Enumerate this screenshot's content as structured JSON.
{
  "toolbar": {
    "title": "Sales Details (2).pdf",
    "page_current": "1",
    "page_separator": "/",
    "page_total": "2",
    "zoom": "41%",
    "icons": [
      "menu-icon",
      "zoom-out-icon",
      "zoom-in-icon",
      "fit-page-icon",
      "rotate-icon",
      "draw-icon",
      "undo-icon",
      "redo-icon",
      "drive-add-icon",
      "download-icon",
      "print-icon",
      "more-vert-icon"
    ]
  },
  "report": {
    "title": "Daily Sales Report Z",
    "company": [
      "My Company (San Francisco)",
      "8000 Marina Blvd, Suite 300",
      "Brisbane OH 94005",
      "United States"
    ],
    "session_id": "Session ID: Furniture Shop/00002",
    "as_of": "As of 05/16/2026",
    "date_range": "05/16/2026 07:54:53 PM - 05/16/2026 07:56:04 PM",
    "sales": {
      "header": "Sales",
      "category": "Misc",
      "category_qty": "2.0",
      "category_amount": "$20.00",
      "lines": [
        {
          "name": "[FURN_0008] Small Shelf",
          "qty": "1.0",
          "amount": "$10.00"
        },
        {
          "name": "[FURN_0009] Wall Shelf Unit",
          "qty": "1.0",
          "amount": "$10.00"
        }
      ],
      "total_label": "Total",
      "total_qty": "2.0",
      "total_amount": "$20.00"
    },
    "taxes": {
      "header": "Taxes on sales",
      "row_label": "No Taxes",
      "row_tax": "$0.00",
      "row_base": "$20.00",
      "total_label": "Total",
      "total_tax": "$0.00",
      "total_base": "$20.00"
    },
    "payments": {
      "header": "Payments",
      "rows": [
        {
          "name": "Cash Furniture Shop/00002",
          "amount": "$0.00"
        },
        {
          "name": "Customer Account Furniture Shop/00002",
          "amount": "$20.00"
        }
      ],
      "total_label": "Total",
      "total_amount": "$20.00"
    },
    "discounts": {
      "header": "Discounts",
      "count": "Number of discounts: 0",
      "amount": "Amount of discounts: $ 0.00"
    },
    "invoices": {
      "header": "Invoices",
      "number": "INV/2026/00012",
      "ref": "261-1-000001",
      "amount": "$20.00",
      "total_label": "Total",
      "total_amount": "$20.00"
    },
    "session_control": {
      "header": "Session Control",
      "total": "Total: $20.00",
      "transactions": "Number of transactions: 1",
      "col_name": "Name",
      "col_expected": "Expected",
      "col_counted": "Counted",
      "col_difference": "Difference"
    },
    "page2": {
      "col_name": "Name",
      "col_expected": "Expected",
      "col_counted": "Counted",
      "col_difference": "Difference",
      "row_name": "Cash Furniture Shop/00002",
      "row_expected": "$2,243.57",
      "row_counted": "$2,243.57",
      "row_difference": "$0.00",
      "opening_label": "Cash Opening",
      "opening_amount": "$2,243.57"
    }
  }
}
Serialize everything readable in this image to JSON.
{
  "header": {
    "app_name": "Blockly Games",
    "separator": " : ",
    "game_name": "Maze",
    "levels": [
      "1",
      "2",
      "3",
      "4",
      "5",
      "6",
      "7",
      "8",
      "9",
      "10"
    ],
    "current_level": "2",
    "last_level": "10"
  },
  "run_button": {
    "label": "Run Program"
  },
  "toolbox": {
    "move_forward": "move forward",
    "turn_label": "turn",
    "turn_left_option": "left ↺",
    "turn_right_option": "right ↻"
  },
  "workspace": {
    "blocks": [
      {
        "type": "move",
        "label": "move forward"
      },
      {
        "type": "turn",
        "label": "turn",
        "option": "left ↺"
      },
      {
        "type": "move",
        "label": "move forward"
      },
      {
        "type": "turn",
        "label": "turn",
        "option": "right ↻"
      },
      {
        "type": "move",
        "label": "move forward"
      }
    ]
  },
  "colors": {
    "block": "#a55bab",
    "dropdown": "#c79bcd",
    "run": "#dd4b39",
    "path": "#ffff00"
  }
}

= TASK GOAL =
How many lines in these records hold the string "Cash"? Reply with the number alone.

= RESPONSE BOX =
3